As promised last week, here are highlights of the substantive changes to the Federal Rules of Civil Procedure that went into effect last Saturday, December 1st:*
- New Rule 5.2 Privacy Protection This rule limits what personal information can be left in public pleadings without redaction, unless a court orders the information to be publicly filed. Public filings may only include: the last four digits of a social security number, tax identification number or other financial account number; the year of a person’s birth; and the initials of known minors (not whole names). All other information must be redacted or left out of the papers.
- Rule 11 Signing Pleadings Signature blocks on all filings must now include an email address, in addition to counsel’s or a pro se party’s phone number and physical address. The comments to Rule 11 note that inclusion of an email address is a courtesy and is not an automatic consent to email service. For that, you still have to get a separate agreement with the opposing party.

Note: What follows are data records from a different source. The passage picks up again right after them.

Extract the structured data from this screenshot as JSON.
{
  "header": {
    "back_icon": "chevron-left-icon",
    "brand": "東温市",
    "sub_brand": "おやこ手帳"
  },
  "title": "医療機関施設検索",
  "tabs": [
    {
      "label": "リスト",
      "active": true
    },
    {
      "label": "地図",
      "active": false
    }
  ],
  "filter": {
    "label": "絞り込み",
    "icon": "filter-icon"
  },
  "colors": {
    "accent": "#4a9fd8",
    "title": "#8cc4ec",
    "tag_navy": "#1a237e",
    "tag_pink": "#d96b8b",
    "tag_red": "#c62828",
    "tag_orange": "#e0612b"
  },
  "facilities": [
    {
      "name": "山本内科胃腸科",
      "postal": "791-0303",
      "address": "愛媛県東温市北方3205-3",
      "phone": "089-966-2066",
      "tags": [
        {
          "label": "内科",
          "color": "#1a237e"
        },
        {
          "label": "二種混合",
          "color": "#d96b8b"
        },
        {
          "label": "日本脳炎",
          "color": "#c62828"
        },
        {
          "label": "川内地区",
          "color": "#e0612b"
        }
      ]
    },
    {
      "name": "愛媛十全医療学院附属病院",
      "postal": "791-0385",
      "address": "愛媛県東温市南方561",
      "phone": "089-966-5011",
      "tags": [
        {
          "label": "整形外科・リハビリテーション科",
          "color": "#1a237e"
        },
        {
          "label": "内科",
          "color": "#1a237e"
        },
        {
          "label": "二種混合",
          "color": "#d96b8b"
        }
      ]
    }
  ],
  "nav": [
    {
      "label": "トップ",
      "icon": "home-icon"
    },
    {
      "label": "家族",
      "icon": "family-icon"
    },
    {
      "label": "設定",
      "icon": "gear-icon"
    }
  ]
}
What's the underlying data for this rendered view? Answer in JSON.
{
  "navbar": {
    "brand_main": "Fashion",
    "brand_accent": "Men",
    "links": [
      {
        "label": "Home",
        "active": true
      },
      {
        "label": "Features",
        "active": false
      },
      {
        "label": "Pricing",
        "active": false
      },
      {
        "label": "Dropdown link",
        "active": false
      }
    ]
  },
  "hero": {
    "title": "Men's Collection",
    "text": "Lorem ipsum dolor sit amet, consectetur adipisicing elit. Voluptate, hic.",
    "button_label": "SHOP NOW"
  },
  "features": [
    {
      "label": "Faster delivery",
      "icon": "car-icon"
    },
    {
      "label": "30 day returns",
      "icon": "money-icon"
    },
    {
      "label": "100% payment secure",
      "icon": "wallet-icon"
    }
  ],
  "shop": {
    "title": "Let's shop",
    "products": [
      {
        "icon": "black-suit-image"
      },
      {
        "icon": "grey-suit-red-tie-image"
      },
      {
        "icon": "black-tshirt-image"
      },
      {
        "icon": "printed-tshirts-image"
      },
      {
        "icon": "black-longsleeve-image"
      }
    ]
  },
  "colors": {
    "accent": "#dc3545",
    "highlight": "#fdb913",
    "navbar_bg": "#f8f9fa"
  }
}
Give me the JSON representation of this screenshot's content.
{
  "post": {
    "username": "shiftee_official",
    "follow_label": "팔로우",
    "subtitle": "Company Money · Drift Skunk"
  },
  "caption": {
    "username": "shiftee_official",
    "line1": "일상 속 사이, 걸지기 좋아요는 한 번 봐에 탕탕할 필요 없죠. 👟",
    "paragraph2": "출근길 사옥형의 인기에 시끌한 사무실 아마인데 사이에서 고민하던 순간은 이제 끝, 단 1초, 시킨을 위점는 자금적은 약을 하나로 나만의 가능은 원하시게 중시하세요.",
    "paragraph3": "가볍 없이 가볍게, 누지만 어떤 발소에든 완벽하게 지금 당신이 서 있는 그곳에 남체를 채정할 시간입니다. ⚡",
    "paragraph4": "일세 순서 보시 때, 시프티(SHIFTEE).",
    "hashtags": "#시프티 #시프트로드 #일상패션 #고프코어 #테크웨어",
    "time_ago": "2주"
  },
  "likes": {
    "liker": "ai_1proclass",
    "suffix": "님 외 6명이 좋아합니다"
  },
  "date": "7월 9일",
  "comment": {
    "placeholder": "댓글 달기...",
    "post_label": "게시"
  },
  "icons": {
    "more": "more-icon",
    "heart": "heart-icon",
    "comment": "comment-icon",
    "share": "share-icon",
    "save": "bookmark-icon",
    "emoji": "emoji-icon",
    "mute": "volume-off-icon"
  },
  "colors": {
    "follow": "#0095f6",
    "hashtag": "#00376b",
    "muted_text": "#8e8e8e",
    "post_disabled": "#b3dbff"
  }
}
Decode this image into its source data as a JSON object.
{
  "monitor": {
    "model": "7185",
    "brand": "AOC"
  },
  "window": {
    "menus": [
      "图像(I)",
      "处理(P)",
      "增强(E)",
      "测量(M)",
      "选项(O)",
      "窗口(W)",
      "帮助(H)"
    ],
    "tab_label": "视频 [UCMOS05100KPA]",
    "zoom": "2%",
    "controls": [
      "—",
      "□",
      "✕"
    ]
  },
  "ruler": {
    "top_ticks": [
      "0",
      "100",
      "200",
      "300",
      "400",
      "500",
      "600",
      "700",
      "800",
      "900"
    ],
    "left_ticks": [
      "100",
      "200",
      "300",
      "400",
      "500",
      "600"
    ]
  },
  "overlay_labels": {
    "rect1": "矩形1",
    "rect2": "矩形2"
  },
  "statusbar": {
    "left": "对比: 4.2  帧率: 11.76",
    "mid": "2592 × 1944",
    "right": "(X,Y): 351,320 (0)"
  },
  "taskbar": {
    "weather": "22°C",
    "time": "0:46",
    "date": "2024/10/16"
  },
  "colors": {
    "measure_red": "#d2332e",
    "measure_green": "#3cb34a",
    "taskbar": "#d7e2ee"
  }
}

- Rule 26 Discovery As with Rule 11, signature blocks on all discovery papers must now include an email address, in addition to counsel’s or a pro se party’s phone number and physical address. The comments to Rule 26 note that if a party lacks an email address, a physical address or a telephone number, the party need not supply the nonexistent information. So, at least Rule 26 does not require that counsel get email accounts. But Rule 11 does not have the same exception, so arguably Rule 11 does require that counsel have email accounts.
* This is only a summary of the substantive changes that I found most interesting or important. It is not a detailed explanation of all substantive changes. For example, I did not explain the changes to Fed. R. Civ. P. 4 regarding summonses. If you want detailed advice regarding the Federal Rules, please consult your attorney or dig in to your copy of the Federal Rules.